* Article titles in AMA citation format should be in sentence-case

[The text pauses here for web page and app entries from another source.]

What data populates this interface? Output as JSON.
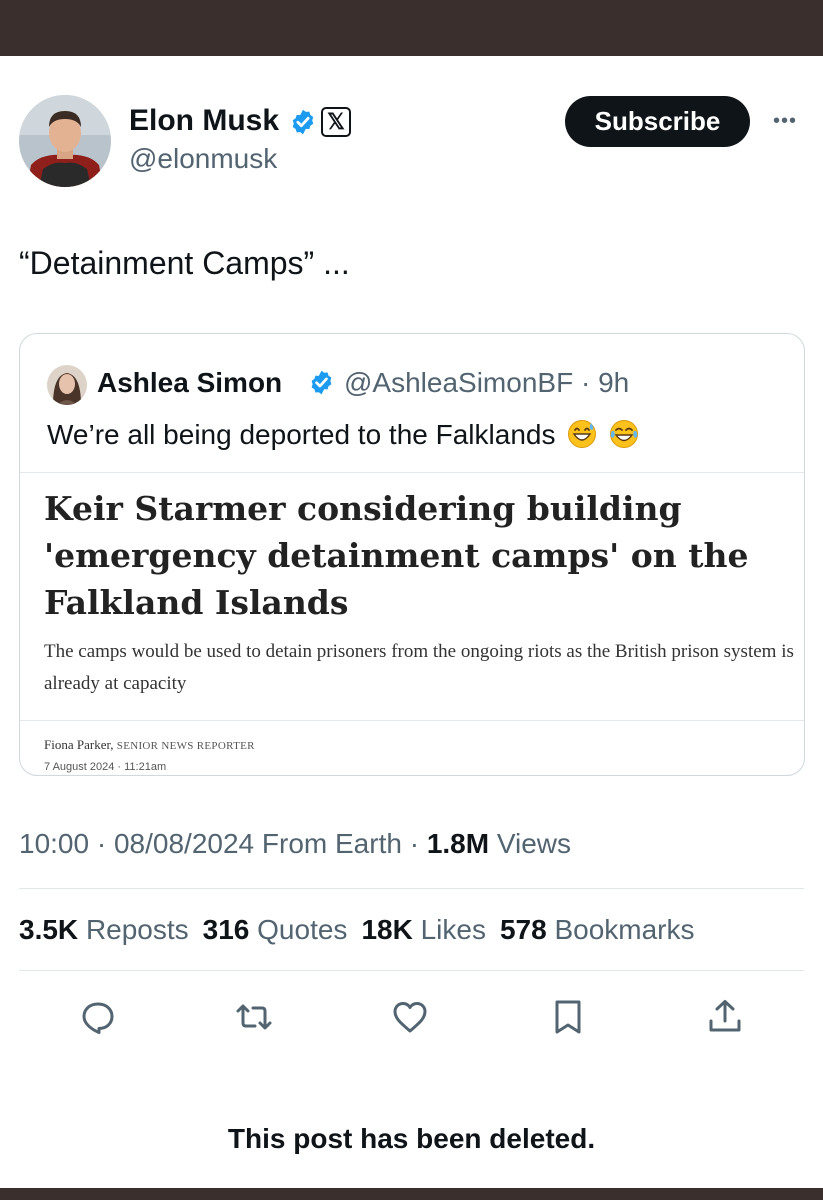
{
  "post": {
    "author_name": "Elon Musk",
    "author_handle": "@elonmusk",
    "badges": [
      "verified-badge-icon",
      "x-affiliate-badge-icon"
    ],
    "affiliate_badge_glyph": "𝕏",
    "subscribe_label": "Subscribe",
    "more_glyph": "•••",
    "text": "“Detainment Camps” ..."
  },
  "quote": {
    "author_name": "Ashlea Simon",
    "author_handle": "@AshleaSimonBF",
    "separator": "·",
    "time": "9h",
    "text": "We’re all being deported to the Falklands",
    "emojis": [
      "grinning-sweat-emoji",
      "tears-of-joy-emoji"
    ],
    "article": {
      "headline": "Keir Starmer considering building 'emergency detainment camps' on the Falkland Islands",
      "standfirst": "The camps would be used to detain prisoners from the ongoing riots as the British prison system is already at capacity",
      "author": "Fiona Parker,",
      "author_role": "SENIOR NEWS REPORTER",
      "date": "7 August 2024 · 11:21am"
    }
  },
  "meta": {
    "time": "10:00",
    "sep1": "·",
    "date": "08/08/2024",
    "source": "From Earth",
    "sep2": "·",
    "views_count": "1.8M",
    "views_label": "Views"
  },
  "stats": {
    "reposts_count": "3.5K",
    "reposts_label": "Reposts",
    "quotes_count": "316",
    "quotes_label": "Quotes",
    "likes_count": "18K",
    "likes_label": "Likes",
    "bookmarks_count": "578",
    "bookmarks_label": "Bookmarks"
  },
  "actions": [
    "reply-icon",
    "repost-icon",
    "like-icon",
    "bookmark-icon",
    "share-icon"
  ],
  "deleted_notice": "This post has been deleted.",
  "colors": {
    "text_primary": "#0f1419",
    "text_secondary": "#536471",
    "verified": "#1d9bf0",
    "frame": "#3b2f2e",
    "divider": "#e1e6ea"
  }
}
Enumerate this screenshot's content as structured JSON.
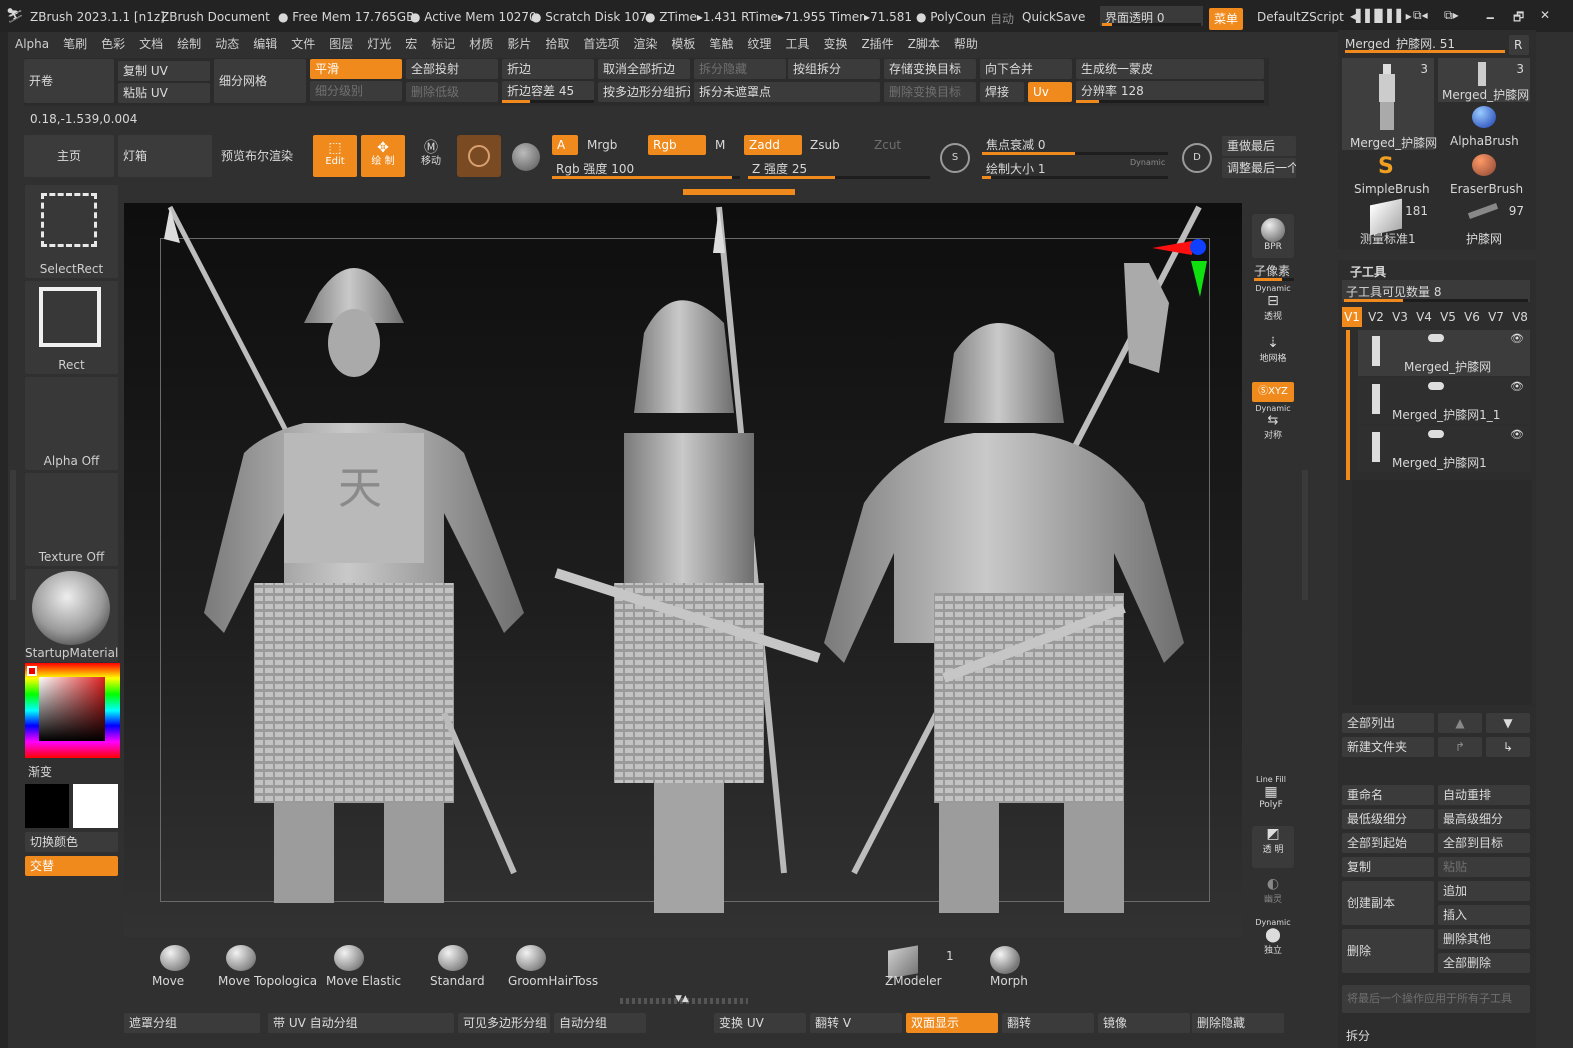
{
  "titlebar": {
    "app": "ZBrush 2023.1.1 [n1z]",
    "doc": "ZBrush Document",
    "freemem": "Free Mem 17.765GB",
    "activemem": "Active Mem 10270",
    "scratch": "Scratch Disk 107",
    "ztime": "ZTime▸1.431 RTime▸71.955 Timer▸71.581",
    "polycount": "PolyCoun",
    "auto": "自动",
    "quicksave": "QuickSave",
    "ui_alpha": "界面透明 0",
    "menu": "菜单",
    "script": "DefaultZScript"
  },
  "menubar": [
    "Alpha",
    "笔刷",
    "色彩",
    "文档",
    "绘制",
    "动态",
    "编辑",
    "文件",
    "图层",
    "灯光",
    "宏",
    "标记",
    "材质",
    "影片",
    "拾取",
    "首选项",
    "渲染",
    "模板",
    "笔触",
    "纹理",
    "工具",
    "变换",
    "Z插件",
    "Z脚本",
    "帮助"
  ],
  "shelf": {
    "open": "开卷",
    "copy_uv": "复制 UV",
    "paste_uv": "粘贴 UV",
    "subdiv_grid": "细分网格",
    "smooth": "平滑",
    "subdiv_level": "细分级别",
    "project_all": "全部投射",
    "delete_lower": "删除低级",
    "crease": "折边",
    "crease_tol": "折边容差 45",
    "uncrease_all": "取消全部折边",
    "crease_pg": "按多边形分组折边",
    "split_hidden": "拆分隐藏",
    "split_unmasked": "拆分未遮罩点",
    "group_split": "按组拆分",
    "store_morph": "存储变换目标",
    "delete_morph": "删除变换目标",
    "merge_down": "向下合并",
    "weld": "焊接",
    "uv": "Uv",
    "unify_skin": "生成统一蒙皮",
    "resolution": "分辨率 128"
  },
  "coords": "0.18,-1.539,0.004",
  "toolbar": {
    "home": "主页",
    "lightbox": "灯箱",
    "preview_bool": "预览布尔渲染",
    "edit": "Edit",
    "draw": "绘 制",
    "move": "移动",
    "a": "A",
    "mrgb": "Mrgb",
    "rgb": "Rgb",
    "m": "M",
    "zadd": "Zadd",
    "zsub": "Zsub",
    "zcut": "Zcut",
    "rgb_intensity": "Rgb 强度 100",
    "z_intensity": "Z 强度 25",
    "focal_shift": "焦点衰减 0",
    "draw_size": "绘制大小 1",
    "dynamic": "Dynamic",
    "redo_last": "重做最后",
    "adjust_last": "调整最后一个"
  },
  "left": {
    "selectrect": "SelectRect",
    "rect": "Rect",
    "alpha_off": "Alpha Off",
    "texture_off": "Texture Off",
    "material": "StartupMaterial",
    "gradient": "渐变",
    "switch_color": "切换颜色",
    "alternate": "交替"
  },
  "righticons": {
    "bpr": "BPR",
    "subpixel": "子像素",
    "dynamic": "Dynamic",
    "persp": "透视",
    "floor": "地网格",
    "xyz": "ⓈXYZ",
    "sym": "对称",
    "linefill": "Line Fill",
    "polyf": "PolyF",
    "transp": "透 明",
    "ghost": "幽灵",
    "solo": "独立"
  },
  "tool": {
    "name": "Merged_护膝网. 51",
    "r": "R",
    "thumb1": "Merged_护膝网",
    "thumb1_count": "3",
    "thumb2": "Merged_护膝网",
    "thumb2_count": "3",
    "alphabrush": "AlphaBrush",
    "simplebrush": "SimpleBrush",
    "eraserbrush": "EraserBrush",
    "measure": "测量标准1",
    "measure_count": "181",
    "kneenet": "护膝网",
    "kneenet_count": "97"
  },
  "subtool": {
    "title": "子工具",
    "visible": "子工具可见数量 8",
    "versions": [
      "V1",
      "V2",
      "V3",
      "V4",
      "V5",
      "V6",
      "V7",
      "V8"
    ],
    "items": [
      "Merged_护膝网",
      "Merged_护膝网1_1",
      "Merged_护膝网1"
    ],
    "list_all": "全部列出",
    "new_folder": "新建文件夹",
    "rename": "重命名",
    "auto_reorder": "自动重排",
    "lowest": "最低级细分",
    "highest": "最高级细分",
    "all_start": "全部到起始",
    "all_target": "全部到目标",
    "copy": "复制",
    "paste": "粘贴",
    "duplicate": "创建副本",
    "append": "追加",
    "insert": "插入",
    "delete": "删除",
    "delete_other": "删除其他",
    "delete_all": "全部删除",
    "apply_all": "将最后一个操作应用于所有子工具",
    "split": "拆分"
  },
  "brushes": [
    "Move",
    "Move Topologica",
    "Move Elastic",
    "Standard",
    "GroomHairToss"
  ],
  "brushes2": {
    "zmodeler": "ZModeler",
    "zmodeler_count": "1",
    "morph": "Morph"
  },
  "bottom": [
    "遮罩分组",
    "带 UV 自动分组",
    "可见多边形分组",
    "自动分组",
    "变换 UV",
    "翻转 V",
    "双面显示",
    "翻转",
    "镜像",
    "删除隐藏"
  ],
  "colors": {
    "accent": "#f08a1c",
    "panel": "#383838",
    "bg": "#303030"
  }
}
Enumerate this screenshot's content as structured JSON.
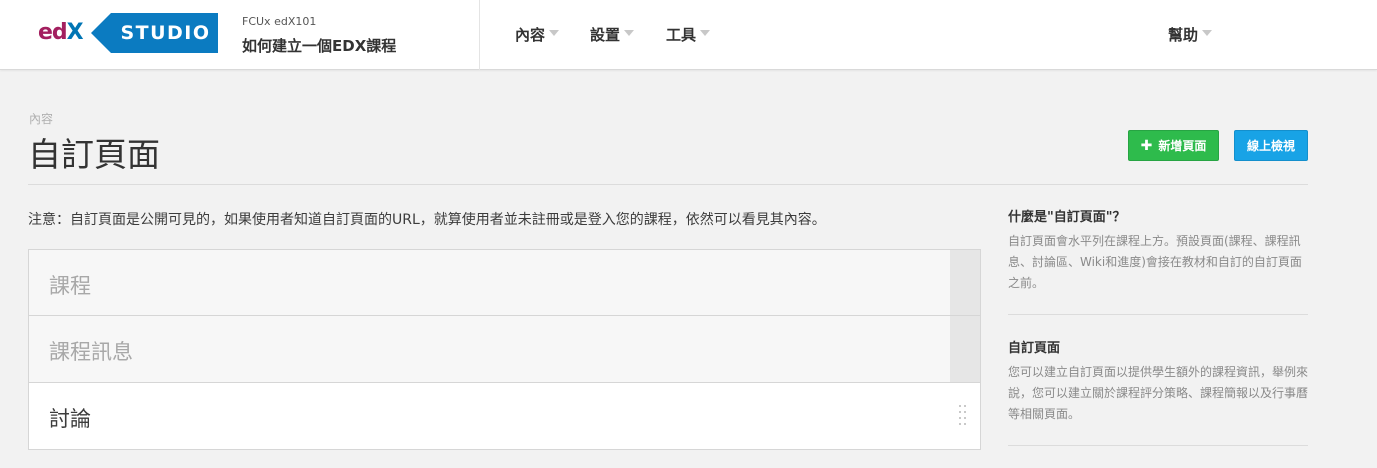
{
  "header": {
    "logo_text": "edX",
    "studio_label": "STUDIO",
    "course_id": "FCUx edX101",
    "course_name": "如何建立一個EDX課程",
    "nav": [
      {
        "label": "內容"
      },
      {
        "label": "設置"
      },
      {
        "label": "工具"
      }
    ],
    "help_label": "幫助",
    "colors": {
      "brand_magenta": "#a31f5f",
      "brand_blue": "#0075b4",
      "studio_blue": "#0b7bc1"
    }
  },
  "page": {
    "breadcrumb": "內容",
    "title": "自訂頁面",
    "actions": {
      "new_page": {
        "icon": "plus-icon",
        "label": "新增頁面",
        "color": "#2ebb4c"
      },
      "view_live": {
        "label": "線上檢視",
        "color": "#18a3e6"
      }
    },
    "note": "注意：自訂頁面是公開可見的，如果使用者知道自訂頁面的URL，就算使用者並未註冊或是登入您的課程，依然可以看見其內容。",
    "tabs": [
      {
        "label": "課程"
      },
      {
        "label": "課程訊息"
      },
      {
        "label": "討論"
      }
    ]
  },
  "sidebar": {
    "blocks": [
      {
        "title": "什麼是\"自訂頁面\"？",
        "text": "自訂頁面會水平列在課程上方。預設頁面(課程、課程訊息、討論區、Wiki和進度)會接在教材和自訂的自訂頁面之前。"
      },
      {
        "title": "自訂頁面",
        "text": "您可以建立自訂頁面以提供學生額外的課程資訊，舉例來說，您可以建立關於課程評分策略、課程簡報以及行事曆等相關頁面。"
      }
    ]
  }
}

TY - JOUR T1 - Glucose control and mortality in critically ill patients. AU - Finney,Simon J, AU - Zekveld,Cornelia, AU - Elia,Andi, AU - Evans,Timothy W, PY - 2003/10/16/pubmed PY - 2003/10/24/medline PY - 2003/10/16/entrez SP - 2041 EP - 7 JF - JAMA JO - JAMA VL - 290 IS - 15 N2 - CONTEXT: Hyperglycemia is common in critically ill patients, even in those without diabetes mellitus. Aggressive glycemic control may reduce mortality in this population. However, the relationship between mortality, the control of hyperglycemia, and the administration of exogenous insulin is unclear. OBJECTIVE: To determine whether blood glucose level or quantity of insulin administered is associated with reduced mortality in critically ill patients. DESIGN, SETTING, AND PATIENTS: Single-center, prospective, observational study of 531 patients (median age, 64 years) newly admitted over the first 6 months of 2002 to an adult intensive care unit (ICU) in a UK national referral center for cardiorespiratory surgery and medicine. MAIN OUTCOME MEASURES: The primary end point was intensive care unit (ICU) mortality. Secondary end points were hospital mortality, ICU and hospital length of stay, and predicted threshold glucose level associated with risk of death. RESULTS: Of 531 patients admitted to the ICU, 523 underwent analysis of their glycemic control. Twenty-four-hour control of blood glucose levels was variable. Rates of ICU and hospital mortality were 5.2% and 5.7%, respectively; median lengths of stay were 1.8 (interquartile range, 0.9-3.7) days and 6 (interquartile range, 4.5-8.3) days, respectively. Multivariable logistic regression demonstrated that increased administration of insulin was positively and significantly associated with ICU mortality (odds ratio, 1.02 [95% confidence interval, 1.01-1.04] at a prevailing glucose level of 111-144 mg/dL [6.1-8.0 mmol/L] for a 1-IU/d increase), suggesting that mortality benefits are attributable to glycemic control rather than increased administration of insulin. Also, the regression models suggest that a mortality benefit accrues below a predicted threshold glucose level of 144 to 200 mg/dL (8.0-11.1 mmol/L), with a speculative upper limit of 145 mg/dL (8.0 mmol/L) for the target blood glucose level. CONCLUSIONS: Increased insulin administration is positively associated with death in the ICU regardless of the prevailing blood glucose level. Thus, control of glucose levels rather than of absolute levels of exogenous insulin appear to account for the mortality benefit associated with intensive insulin therapy demonstrated by others. SN - 1538-3598 UR - https://www.unboundmedicine.com/medline/citation/14559958/Glucose_control_and_mortality_in_critically_ill_patients_ L2 - https://jamanetwork.com/journals/jama/fullarticle/vol/290/pg/2041 DB - PRIME DP - Unbound Medicine ER -